BEGIN Records for the task

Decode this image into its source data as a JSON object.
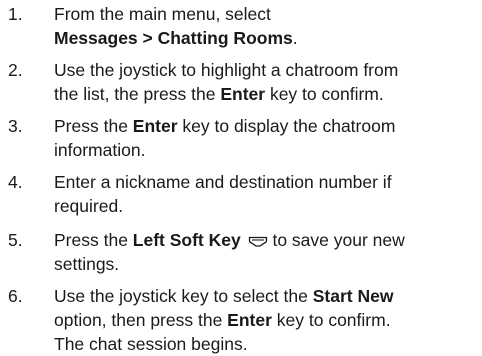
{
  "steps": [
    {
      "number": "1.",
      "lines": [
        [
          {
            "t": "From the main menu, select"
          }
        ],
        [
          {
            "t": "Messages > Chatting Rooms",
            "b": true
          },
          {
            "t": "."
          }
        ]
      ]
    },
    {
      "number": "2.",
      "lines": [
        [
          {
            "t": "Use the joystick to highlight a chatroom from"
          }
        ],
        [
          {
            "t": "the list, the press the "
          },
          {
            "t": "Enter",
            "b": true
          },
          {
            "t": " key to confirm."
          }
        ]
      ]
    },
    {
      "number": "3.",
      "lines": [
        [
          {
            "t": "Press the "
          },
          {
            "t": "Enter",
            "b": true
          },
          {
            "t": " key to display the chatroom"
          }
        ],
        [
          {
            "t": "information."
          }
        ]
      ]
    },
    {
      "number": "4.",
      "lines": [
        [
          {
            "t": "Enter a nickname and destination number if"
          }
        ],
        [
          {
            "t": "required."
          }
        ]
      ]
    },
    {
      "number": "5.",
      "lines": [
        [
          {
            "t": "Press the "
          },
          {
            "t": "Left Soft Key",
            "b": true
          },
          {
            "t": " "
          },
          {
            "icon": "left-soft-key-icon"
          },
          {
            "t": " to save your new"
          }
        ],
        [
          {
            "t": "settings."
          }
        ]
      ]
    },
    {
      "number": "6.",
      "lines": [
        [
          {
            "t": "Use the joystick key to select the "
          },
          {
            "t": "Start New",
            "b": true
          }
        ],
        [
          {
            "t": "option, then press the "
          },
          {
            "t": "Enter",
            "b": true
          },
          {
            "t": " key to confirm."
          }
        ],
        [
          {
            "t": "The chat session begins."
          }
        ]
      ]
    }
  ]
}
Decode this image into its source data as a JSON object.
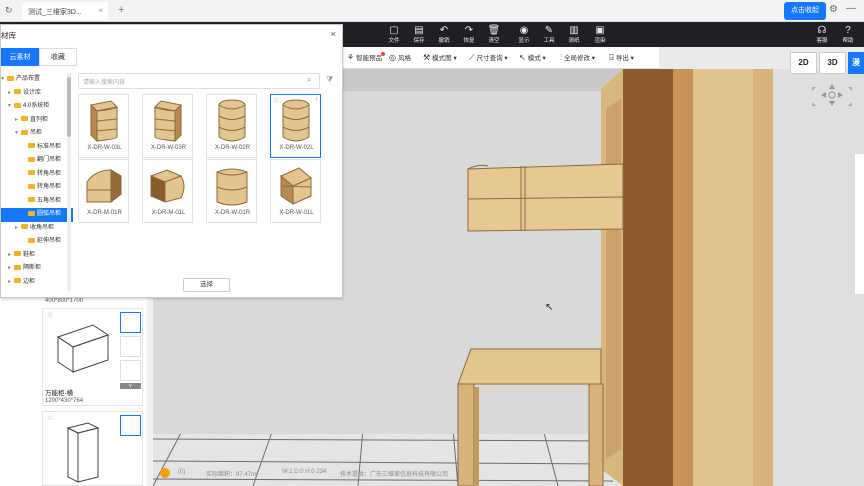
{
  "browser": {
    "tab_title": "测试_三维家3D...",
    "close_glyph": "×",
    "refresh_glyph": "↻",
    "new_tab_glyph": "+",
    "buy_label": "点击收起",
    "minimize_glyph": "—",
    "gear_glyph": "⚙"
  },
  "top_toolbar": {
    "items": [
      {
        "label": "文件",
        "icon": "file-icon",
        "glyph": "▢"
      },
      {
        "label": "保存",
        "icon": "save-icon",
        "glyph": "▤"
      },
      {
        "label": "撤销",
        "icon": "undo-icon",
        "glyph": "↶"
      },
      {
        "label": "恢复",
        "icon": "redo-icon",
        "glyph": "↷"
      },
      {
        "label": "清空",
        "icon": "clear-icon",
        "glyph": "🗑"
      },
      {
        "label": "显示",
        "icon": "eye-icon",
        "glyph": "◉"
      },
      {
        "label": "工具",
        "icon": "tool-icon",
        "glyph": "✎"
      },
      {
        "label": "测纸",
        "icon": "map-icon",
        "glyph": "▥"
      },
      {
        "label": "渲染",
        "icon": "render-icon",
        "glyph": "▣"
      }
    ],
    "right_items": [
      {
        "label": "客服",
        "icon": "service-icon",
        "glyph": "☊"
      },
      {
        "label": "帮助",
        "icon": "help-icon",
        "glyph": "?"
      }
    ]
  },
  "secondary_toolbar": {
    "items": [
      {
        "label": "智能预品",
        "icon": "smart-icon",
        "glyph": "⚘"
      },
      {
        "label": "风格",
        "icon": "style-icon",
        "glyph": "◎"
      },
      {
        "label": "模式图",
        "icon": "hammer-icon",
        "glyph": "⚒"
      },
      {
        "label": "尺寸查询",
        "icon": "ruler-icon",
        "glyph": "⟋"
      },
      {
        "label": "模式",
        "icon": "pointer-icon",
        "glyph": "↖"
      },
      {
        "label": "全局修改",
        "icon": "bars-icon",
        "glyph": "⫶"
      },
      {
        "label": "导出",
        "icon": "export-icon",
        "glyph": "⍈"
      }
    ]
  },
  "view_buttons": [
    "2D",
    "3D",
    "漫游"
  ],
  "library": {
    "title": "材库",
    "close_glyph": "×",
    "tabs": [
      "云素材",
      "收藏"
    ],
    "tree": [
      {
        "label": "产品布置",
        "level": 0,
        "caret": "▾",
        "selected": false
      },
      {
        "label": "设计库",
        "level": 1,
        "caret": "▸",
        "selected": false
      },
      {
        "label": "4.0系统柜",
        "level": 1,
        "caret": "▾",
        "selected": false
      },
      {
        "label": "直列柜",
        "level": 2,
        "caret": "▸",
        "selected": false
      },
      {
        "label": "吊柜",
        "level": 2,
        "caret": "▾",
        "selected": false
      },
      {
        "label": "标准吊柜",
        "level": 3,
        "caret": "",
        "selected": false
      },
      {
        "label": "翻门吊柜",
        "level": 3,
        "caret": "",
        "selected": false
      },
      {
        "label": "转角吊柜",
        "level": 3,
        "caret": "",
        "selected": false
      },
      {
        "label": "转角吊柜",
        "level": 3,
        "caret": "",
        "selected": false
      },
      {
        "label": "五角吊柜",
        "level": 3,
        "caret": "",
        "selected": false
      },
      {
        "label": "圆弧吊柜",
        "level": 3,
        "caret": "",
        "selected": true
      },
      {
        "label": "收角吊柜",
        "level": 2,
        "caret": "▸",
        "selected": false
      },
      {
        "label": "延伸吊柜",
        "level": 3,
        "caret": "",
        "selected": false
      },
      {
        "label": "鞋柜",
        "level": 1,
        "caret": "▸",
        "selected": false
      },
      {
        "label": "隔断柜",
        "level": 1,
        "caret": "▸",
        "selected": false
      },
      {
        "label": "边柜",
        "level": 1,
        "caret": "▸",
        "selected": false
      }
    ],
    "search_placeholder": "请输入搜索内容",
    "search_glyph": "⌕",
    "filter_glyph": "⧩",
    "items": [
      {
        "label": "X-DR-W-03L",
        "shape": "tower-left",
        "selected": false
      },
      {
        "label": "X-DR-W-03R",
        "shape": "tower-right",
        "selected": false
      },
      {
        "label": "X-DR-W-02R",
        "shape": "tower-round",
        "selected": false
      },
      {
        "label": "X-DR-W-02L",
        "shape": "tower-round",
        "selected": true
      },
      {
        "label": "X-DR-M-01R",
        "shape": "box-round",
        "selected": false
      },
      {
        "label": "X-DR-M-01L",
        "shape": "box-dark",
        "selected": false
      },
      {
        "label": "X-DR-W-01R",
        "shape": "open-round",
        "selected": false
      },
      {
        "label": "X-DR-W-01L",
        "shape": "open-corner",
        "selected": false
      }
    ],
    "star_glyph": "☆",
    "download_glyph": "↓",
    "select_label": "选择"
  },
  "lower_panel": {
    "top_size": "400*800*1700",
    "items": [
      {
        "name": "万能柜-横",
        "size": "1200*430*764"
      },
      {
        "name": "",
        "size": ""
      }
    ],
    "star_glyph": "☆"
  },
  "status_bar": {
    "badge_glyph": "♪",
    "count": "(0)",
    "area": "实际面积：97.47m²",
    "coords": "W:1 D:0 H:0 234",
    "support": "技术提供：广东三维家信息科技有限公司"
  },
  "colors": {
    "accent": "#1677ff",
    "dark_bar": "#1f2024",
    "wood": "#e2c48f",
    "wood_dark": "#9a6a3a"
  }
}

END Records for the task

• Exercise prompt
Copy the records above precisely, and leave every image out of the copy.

• Solution to this task
Decode this image into its source data as a JSON object.
{
  "steps": [
    {
      "number": "1.",
      "lines": [
        [
          {
            "t": "From the main menu, select"
          }
        ],
        [
          {
            "t": "Messages > Chatting Rooms",
            "b": true
          },
          {
            "t": "."
          }
        ]
      ]
    },
    {
      "number": "2.",
      "lines": [
        [
          {
            "t": "Use the joystick to highlight a chatroom from"
          }
        ],
        [
          {
            "t": "the list, the press the "
          },
          {
            "t": "Enter",
            "b": true
          },
          {
            "t": " key to confirm."
          }
        ]
      ]
    },
    {
      "number": "3.",
      "lines": [
        [
          {
            "t": "Press the "
          },
          {
            "t": "Enter",
            "b": true
          },
          {
            "t": " key to display the chatroom"
          }
        ],
        [
          {
            "t": "information."
          }
        ]
      ]
    },
    {
      "number": "4.",
      "lines": [
        [
          {
            "t": "Enter a nickname and destination number if"
          }
        ],
        [
          {
            "t": "required."
          }
        ]
      ]
    },
    {
      "number": "5.",
      "lines": [
        [
          {
            "t": "Press the "
          },
          {
            "t": "Left Soft Key",
            "b": true
          },
          {
            "t": " "
          },
          {
            "icon": "left-soft-key-icon"
          },
          {
            "t": " to save your new"
          }
        ],
        [
          {
            "t": "settings."
          }
        ]
      ]
    },
    {
      "number": "6.",
      "lines": [
        [
          {
            "t": "Use the joystick key to select the "
          },
          {
            "t": "Start New",
            "b": true
          }
        ],
        [
          {
            "t": "option, then press the "
          },
          {
            "t": "Enter",
            "b": true
          },
          {
            "t": " key to confirm."
          }
        ],
        [
          {
            "t": "The chat session begins."
          }
        ]
      ]
    }
  ]
}
Decode this image into its source data as a JSON object.
{
  "browser": {
    "tab_title": "测试_三维家3D...",
    "close_glyph": "×",
    "refresh_glyph": "↻",
    "new_tab_glyph": "+",
    "buy_label": "点击收起",
    "minimize_glyph": "—",
    "gear_glyph": "⚙"
  },
  "top_toolbar": {
    "items": [
      {
        "label": "文件",
        "icon": "file-icon",
        "glyph": "▢"
      },
      {
        "label": "保存",
        "icon": "save-icon",
        "glyph": "▤"
      },
      {
        "label": "撤销",
        "icon": "undo-icon",
        "glyph": "↶"
      },
      {
        "label": "恢复",
        "icon": "redo-icon",
        "glyph": "↷"
      },
      {
        "label": "清空",
        "icon": "clear-icon",
        "glyph": "🗑"
      },
      {
        "label": "显示",
        "icon": "eye-icon",
        "glyph": "◉"
      },
      {
        "label": "工具",
        "icon": "tool-icon",
        "glyph": "✎"
      },
      {
        "label": "测纸",
        "icon": "map-icon",
        "glyph": "▥"
      },
      {
        "label": "渲染",
        "icon": "render-icon",
        "glyph": "▣"
      }
    ],
    "right_items": [
      {
        "label": "客服",
        "icon": "service-icon",
        "glyph": "☊"
      },
      {
        "label": "帮助",
        "icon": "help-icon",
        "glyph": "?"
      }
    ]
  },
  "secondary_toolbar": {
    "items": [
      {
        "label": "智能预品",
        "icon": "smart-icon",
        "glyph": "⚘"
      },
      {
        "label": "风格",
        "icon": "style-icon",
        "glyph": "◎"
      },
      {
        "label": "模式图",
        "icon": "hammer-icon",
        "glyph": "⚒"
      },
      {
        "label": "尺寸查询",
        "icon": "ruler-icon",
        "glyph": "⟋"
      },
      {
        "label": "模式",
        "icon": "pointer-icon",
        "glyph": "↖"
      },
      {
        "label": "全局修改",
        "icon": "bars-icon",
        "glyph": "⫶"
      },
      {
        "label": "导出",
        "icon": "export-icon",
        "glyph": "⍈"
      }
    ]
  },
  "view_buttons": [
    "2D",
    "3D",
    "漫游"
  ],
  "library": {
    "title": "材库",
    "close_glyph": "×",
    "tabs": [
      "云素材",
      "收藏"
    ],
    "tree": [
      {
        "label": "产品布置",
        "level": 0,
        "caret": "▾",
        "selected": false
      },
      {
        "label": "设计库",
        "level": 1,
        "caret": "▸",
        "selected": false
      },
      {
        "label": "4.0系统柜",
        "level": 1,
        "caret": "▾",
        "selected": false
      },
      {
        "label": "直列柜",
        "level": 2,
        "caret": "▸",
        "selected": false
      },
      {
        "label": "吊柜",
        "level": 2,
        "caret": "▾",
        "selected": false
      },
      {
        "label": "标准吊柜",
        "level": 3,
        "caret": "",
        "selected": false
      },
      {
        "label": "翻门吊柜",
        "level": 3,
        "caret": "",
        "selected": false
      },
      {
        "label": "转角吊柜",
        "level": 3,
        "caret": "",
        "selected": false
      },
      {
        "label": "转角吊柜",
        "level": 3,
        "caret": "",
        "selected": false
      },
      {
        "label": "五角吊柜",
        "level": 3,
        "caret": "",
        "selected": false
      },
      {
        "label": "圆弧吊柜",
        "level": 3,
        "caret": "",
        "selected": true
      },
      {
        "label": "收角吊柜",
        "level": 2,
        "caret": "▸",
        "selected": false
      },
      {
        "label": "延伸吊柜",
        "level": 3,
        "caret": "",
        "selected": false
      },
      {
        "label": "鞋柜",
        "level": 1,
        "caret": "▸",
        "selected": false
      },
      {
        "label": "隔断柜",
        "level": 1,
        "caret": "▸",
        "selected": false
      },
      {
        "label": "边柜",
        "level": 1,
        "caret": "▸",
        "selected": false
      }
    ],
    "search_placeholder": "请输入搜索内容",
    "search_glyph": "⌕",
    "filter_glyph": "⧩",
    "items": [
      {
        "label": "X-DR-W-03L",
        "shape": "tower-left",
        "selected": false
      },
      {
        "label": "X-DR-W-03R",
        "shape": "tower-right",
        "selected": false
      },
      {
        "label": "X-DR-W-02R",
        "shape": "tower-round",
        "selected": false
      },
      {
        "label": "X-DR-W-02L",
        "shape": "tower-round",
        "selected": true
      },
      {
        "label": "X-DR-M-01R",
        "shape": "box-round",
        "selected": false
      },
      {
        "label": "X-DR-M-01L",
        "shape": "box-dark",
        "selected": false
      },
      {
        "label": "X-DR-W-01R",
        "shape": "open-round",
        "selected": false
      },
      {
        "label": "X-DR-W-01L",
        "shape": "open-corner",
        "selected": false
      }
    ],
    "star_glyph": "☆",
    "download_glyph": "↓",
    "select_label": "选择"
  },
  "lower_panel": {
    "top_size": "400*800*1700",
    "items": [
      {
        "name": "万能柜-横",
        "size": "1200*430*764"
      },
      {
        "name": "",
        "size": ""
      }
    ],
    "star_glyph": "☆"
  },
  "status_bar": {
    "badge_glyph": "♪",
    "count": "(0)",
    "area": "实际面积：97.47m²",
    "coords": "W:1 D:0 H:0 234",
    "support": "技术提供：广东三维家信息科技有限公司"
  },
  "colors": {
    "accent": "#1677ff",
    "dark_bar": "#1f2024",
    "wood": "#e2c48f",
    "wood_dark": "#9a6a3a"
  }
}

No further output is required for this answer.